Filter these entries, keeping only lines that hold the word "Sales".
-- -- --
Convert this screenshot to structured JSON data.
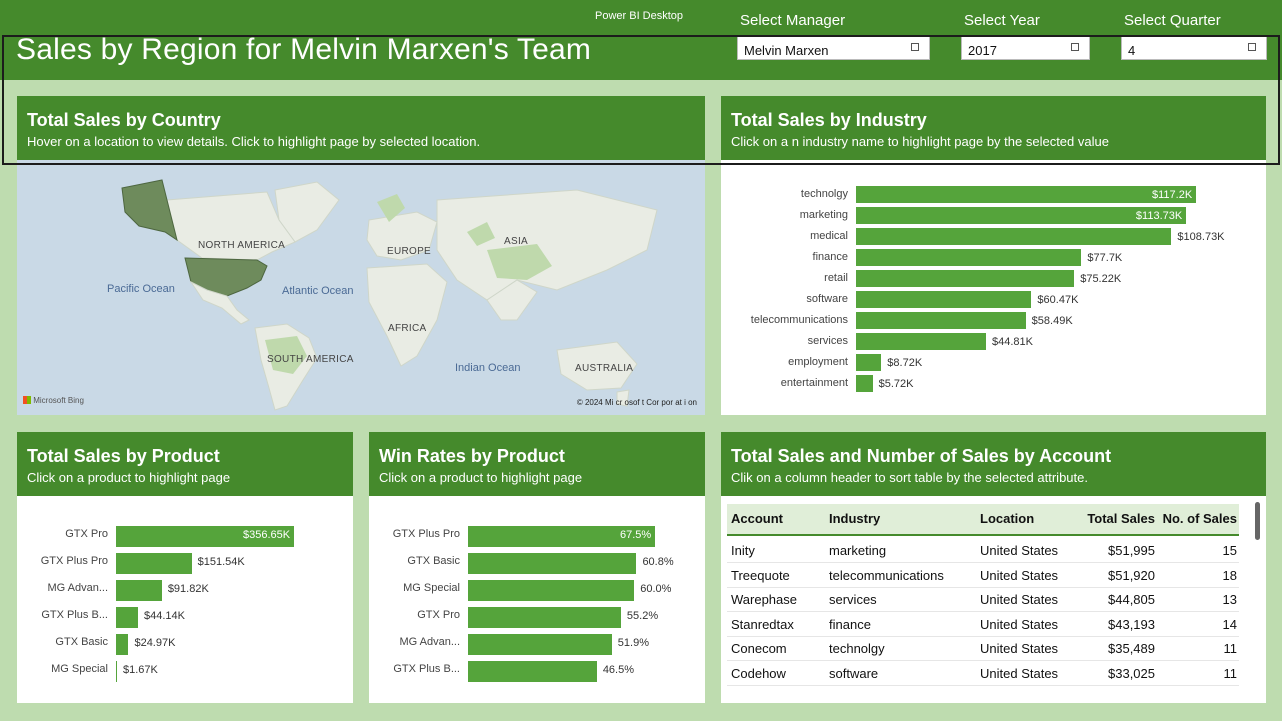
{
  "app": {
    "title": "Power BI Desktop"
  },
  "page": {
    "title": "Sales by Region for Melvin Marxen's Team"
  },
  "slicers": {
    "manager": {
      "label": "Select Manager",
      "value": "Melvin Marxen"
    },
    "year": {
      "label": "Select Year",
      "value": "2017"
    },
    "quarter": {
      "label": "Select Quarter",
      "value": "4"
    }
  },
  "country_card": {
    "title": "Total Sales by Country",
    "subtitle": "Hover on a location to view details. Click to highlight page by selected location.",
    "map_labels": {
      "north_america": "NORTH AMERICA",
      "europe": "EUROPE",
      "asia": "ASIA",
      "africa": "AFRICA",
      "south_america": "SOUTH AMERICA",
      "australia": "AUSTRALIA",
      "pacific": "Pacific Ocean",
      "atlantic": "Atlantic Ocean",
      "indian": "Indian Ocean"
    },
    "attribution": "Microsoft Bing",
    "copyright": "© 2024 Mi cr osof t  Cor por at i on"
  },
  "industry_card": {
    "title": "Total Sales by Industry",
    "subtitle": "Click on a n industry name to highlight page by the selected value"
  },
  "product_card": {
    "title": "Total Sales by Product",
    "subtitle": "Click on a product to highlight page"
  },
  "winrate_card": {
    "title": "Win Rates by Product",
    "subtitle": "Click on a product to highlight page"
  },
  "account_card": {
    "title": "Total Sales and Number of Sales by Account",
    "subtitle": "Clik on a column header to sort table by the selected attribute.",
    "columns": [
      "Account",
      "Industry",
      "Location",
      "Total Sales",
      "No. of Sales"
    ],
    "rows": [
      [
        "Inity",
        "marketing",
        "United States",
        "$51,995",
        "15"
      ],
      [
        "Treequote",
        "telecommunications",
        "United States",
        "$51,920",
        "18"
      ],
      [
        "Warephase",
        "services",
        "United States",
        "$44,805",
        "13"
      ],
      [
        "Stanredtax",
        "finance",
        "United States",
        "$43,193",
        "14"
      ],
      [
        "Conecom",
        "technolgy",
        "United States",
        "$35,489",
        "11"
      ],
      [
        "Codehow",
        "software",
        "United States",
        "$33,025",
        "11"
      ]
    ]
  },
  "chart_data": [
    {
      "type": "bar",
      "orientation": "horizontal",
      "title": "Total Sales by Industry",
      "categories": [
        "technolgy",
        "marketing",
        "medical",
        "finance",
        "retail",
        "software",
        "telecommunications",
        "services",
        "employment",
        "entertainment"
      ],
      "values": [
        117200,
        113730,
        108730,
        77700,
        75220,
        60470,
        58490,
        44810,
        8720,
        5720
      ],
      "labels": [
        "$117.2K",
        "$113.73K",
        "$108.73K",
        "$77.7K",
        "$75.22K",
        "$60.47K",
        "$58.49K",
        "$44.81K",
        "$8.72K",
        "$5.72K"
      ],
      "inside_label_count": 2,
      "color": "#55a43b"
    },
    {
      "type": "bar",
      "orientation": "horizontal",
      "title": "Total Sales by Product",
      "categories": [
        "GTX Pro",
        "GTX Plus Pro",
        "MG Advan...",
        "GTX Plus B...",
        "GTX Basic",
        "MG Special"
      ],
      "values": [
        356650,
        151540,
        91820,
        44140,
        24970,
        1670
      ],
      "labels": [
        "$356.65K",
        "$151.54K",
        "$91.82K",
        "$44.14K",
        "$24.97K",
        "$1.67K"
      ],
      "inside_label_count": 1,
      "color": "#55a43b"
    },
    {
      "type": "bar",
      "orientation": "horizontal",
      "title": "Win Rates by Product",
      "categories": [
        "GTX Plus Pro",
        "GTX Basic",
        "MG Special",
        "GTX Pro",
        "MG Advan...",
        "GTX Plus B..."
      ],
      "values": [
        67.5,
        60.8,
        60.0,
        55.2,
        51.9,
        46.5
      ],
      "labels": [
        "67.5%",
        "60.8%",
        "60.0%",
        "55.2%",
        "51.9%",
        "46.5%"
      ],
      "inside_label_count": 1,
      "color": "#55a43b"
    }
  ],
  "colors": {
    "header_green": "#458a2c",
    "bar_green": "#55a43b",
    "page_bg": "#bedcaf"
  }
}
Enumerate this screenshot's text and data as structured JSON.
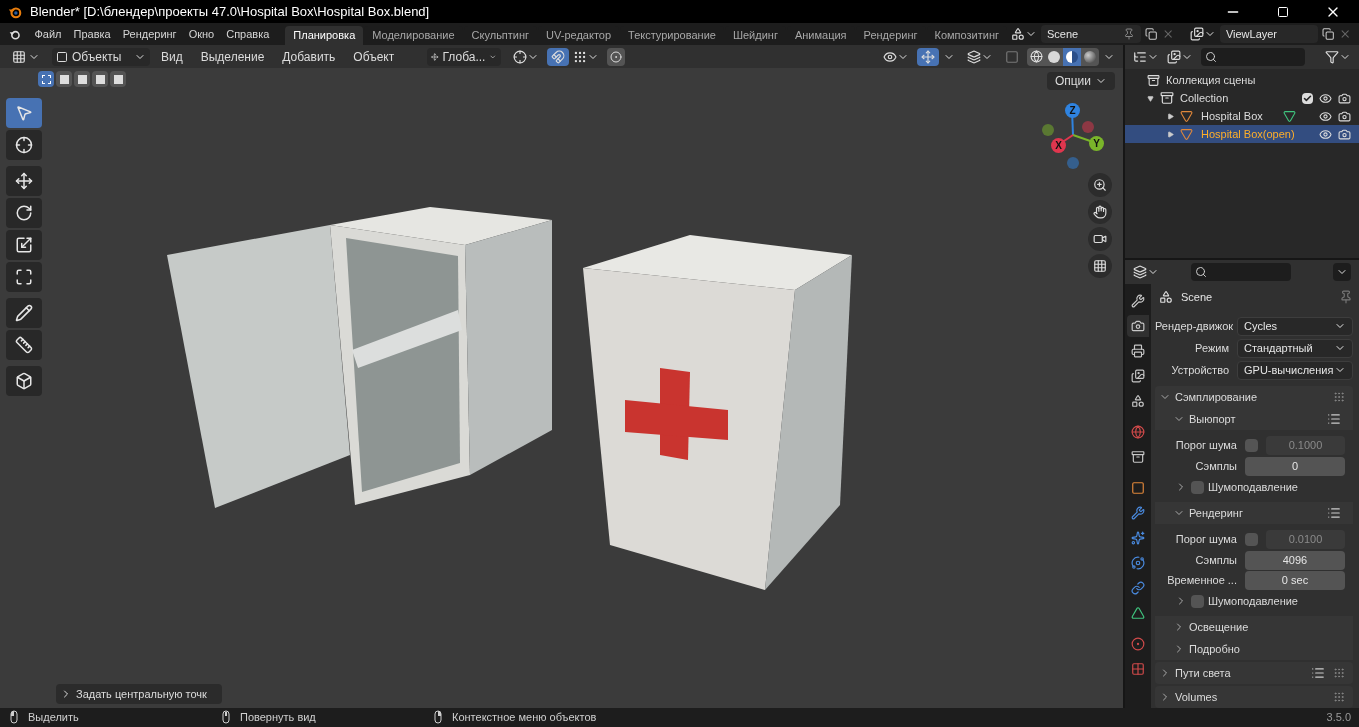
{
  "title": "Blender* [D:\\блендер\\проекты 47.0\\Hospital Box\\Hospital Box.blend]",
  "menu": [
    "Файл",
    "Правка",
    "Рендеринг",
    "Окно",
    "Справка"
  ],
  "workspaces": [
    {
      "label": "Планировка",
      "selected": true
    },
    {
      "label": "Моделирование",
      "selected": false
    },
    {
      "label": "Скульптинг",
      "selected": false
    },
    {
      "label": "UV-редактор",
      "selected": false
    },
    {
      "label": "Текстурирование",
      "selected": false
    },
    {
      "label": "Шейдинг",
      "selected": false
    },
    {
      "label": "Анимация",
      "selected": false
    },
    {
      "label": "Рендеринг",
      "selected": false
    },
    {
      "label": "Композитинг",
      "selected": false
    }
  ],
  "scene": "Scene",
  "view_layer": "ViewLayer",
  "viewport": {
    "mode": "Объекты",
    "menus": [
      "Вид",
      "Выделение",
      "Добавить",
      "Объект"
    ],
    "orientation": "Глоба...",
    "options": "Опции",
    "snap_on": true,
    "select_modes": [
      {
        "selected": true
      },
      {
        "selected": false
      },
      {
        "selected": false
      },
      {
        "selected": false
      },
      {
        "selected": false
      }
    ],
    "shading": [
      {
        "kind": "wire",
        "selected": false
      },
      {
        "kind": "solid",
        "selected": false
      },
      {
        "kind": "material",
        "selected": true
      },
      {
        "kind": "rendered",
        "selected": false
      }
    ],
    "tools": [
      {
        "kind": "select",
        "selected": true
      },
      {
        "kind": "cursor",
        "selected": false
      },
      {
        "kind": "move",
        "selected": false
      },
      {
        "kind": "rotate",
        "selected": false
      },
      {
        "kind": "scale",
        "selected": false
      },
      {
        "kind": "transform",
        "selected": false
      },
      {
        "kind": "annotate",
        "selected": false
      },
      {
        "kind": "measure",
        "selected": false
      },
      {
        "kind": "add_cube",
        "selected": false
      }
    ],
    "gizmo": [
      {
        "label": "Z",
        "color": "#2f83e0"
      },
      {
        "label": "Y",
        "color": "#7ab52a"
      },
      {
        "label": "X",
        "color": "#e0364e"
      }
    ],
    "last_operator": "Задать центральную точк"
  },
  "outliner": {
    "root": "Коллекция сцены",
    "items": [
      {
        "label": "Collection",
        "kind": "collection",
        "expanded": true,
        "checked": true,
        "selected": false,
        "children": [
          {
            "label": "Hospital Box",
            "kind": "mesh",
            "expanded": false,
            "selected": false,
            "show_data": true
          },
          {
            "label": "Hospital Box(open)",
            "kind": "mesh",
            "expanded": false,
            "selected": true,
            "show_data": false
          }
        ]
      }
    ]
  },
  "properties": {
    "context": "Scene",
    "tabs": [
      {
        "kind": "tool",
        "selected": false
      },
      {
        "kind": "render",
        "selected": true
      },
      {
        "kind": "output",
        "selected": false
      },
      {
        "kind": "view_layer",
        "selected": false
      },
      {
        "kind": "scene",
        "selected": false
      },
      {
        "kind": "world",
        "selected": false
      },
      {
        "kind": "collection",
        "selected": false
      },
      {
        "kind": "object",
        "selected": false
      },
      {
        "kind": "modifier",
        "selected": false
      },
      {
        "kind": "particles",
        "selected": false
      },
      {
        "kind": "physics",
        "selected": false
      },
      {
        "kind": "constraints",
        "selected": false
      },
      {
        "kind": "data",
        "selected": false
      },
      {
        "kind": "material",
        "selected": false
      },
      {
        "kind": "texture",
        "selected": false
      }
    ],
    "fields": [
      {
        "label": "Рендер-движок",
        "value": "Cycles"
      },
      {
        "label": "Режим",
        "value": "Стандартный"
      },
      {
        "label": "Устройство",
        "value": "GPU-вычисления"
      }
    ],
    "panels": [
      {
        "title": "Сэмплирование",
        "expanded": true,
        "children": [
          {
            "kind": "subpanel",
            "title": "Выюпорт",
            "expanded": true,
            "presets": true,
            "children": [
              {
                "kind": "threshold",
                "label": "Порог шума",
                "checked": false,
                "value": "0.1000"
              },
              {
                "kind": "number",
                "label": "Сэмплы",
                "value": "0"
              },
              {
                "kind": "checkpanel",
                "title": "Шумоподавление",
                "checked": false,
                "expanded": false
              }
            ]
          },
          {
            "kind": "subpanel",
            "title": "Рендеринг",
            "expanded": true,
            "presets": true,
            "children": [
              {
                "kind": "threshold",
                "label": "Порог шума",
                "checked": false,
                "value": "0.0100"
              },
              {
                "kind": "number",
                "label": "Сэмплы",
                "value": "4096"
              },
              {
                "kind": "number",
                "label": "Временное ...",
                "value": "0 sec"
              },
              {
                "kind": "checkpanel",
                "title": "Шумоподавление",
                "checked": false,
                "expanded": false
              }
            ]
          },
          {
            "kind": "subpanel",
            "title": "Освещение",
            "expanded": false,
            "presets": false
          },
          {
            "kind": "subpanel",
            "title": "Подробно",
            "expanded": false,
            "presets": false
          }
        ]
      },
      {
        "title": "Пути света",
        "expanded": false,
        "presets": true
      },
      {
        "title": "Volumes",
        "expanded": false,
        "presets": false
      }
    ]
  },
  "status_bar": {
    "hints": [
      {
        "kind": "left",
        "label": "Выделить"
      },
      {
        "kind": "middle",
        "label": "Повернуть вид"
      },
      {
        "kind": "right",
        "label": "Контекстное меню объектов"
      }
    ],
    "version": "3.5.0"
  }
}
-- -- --
— Answer —
    "title": "Sales by Region for Melvin Marxen's Team"
    "title": "Total Sales by Country",
    "title": "Total Sales by Industry",
    "title": "Total Sales by Product",
    "title": "Total Sales and Number of Sales by Account",
      "Total Sales",
      "No. of Sales"
      "title": "Total Sales by Industry",
      "title": "Total Sales by Product",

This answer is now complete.